After becoming a household name with bestselling albums and blockbuster TV appearances, comedian Steve Martin conquered the big screen with The Jerk, which he starred in and co-wrote. Instead of merely recycling audience-favorite routines, Martin and co-writer Carl Gottlieb created a proper narrative for the movie, which gives The Jerk a measure of artistic integrity. Moments like an out-of-nowhere kung fu scene break the mood, but for the most part, The Jerk is a sweet little story about an innocent adrift in the big, bad world: Think Forrest Gump with more deliberate punch lines.
The absurdist vibe is established in the opening scene, during which drunken bum Navin Johnson (Martin) declares: “I was born a poor black child.” The movie then flashes back to the homestead where Navin grew up as part of a happy but impoverished black family. Shocked to discover he was adopted (“You mean, I’m gonna stay this color?!!”), Navin leaves home to find his destiny. A job at a gas station goes awry when a nutjob sniper picks Navin’s name out of the phone book while looking for random victims, and a job with a carnival veers off-course when Navin becomes the boy toy of a psychotic female daredevil.

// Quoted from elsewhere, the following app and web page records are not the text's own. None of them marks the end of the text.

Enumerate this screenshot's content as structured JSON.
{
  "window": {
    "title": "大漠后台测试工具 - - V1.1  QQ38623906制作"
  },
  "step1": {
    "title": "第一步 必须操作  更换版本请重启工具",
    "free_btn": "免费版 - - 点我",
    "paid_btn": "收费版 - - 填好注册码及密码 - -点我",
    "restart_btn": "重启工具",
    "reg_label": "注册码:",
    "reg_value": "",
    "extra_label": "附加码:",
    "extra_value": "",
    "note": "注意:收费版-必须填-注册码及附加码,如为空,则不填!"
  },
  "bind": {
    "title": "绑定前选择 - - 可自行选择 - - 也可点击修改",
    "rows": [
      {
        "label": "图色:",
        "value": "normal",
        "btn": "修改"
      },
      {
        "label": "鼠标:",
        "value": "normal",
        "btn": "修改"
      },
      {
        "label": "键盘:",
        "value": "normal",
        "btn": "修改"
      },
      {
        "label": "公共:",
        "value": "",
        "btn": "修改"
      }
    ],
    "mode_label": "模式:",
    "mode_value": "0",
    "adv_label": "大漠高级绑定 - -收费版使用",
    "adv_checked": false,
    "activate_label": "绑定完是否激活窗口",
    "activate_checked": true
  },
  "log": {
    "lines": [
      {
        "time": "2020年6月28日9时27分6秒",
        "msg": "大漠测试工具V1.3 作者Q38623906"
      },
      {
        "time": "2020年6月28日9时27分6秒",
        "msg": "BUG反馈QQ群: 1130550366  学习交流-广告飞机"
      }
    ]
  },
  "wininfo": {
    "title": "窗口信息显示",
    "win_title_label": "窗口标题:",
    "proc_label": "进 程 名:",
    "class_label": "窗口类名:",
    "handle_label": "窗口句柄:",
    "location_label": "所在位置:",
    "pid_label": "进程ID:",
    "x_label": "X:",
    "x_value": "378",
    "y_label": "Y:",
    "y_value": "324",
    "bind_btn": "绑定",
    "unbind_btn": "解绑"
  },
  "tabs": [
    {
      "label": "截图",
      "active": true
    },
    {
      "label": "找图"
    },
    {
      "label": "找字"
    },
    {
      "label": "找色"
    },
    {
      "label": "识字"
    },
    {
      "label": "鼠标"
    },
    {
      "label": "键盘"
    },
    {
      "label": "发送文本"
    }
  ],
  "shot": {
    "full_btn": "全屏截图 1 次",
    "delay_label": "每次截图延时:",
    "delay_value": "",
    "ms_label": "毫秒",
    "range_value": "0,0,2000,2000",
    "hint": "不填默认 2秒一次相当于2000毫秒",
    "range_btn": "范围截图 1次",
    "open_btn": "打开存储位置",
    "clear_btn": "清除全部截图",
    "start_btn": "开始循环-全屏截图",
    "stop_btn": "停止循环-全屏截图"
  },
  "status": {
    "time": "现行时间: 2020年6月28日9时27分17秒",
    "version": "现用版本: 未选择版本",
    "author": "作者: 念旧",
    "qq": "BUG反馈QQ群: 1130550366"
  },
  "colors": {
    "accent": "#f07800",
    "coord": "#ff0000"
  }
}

Eventually, Navin falls in love with soft-spoken Marie (Bernadette Peters), and then he learns that a gadget he invented is a runaway success. Wealth doesn’t bring Navin happiness, however, and the sudden loss of his unexpected riches sends him to skid row, bringing viewers back to a reprise of the opening scene.
Merely reciting the plot does little to suggest the movie’s wall-to-wall whimsy. Martin’s dialogue is filled with offbeat touches, like his character’s predilection for “Pizza in a Cup” and his belief that a thermos is an appropriate gift for a paramour. Martin spoofs Navin’s ignorance relentlessly, so viewers get gems like the letter Navin writes home to his parents: “I think next week I’ll be able to send some more money as I may have extra work—my friend Patty promised me a blow job.”
Some of the comedy is forced, like the kung fu scene, but generally, director Carl Reiner lets humor bubble up organically from the interplay between cynical modern life and simple Navin. Better still, the love scenes between Marie and Navin are gentle and sweet, foreshadowing Martin’s deft touch with romantic stories later in his career. Reiner, himself a stone-cold comedy pro, gives Martin room to spin his comic webs. In one particularly effective scene, Peters feigns sleep during a two-shot that runs for several minutes while Martin performs an elaborate routine; the sense that Reiner creates of silly things happening in otherwise realistic setting accentuates Martin’s irreverence.
Ultimately, The Jerk is a bit too lightweight, because when the movie goes for pathos toward the end of the storyline, the transition doesn’t feel natural. However, Martin’s charm and wit are irresistible; Peters is a fine light comedienne (and a voluptuous knockout); and the supporting cast includes pros like Mabel King, Bill Macy, Jackie Mason, M. Emmett Walsh, Dick O’Neill, and Richard Ward. The Jerk is merely the opening act of Martin’s beloved screen career, but it’s also 104 minutes of silly fun with heart.
The Jerk: GROOVY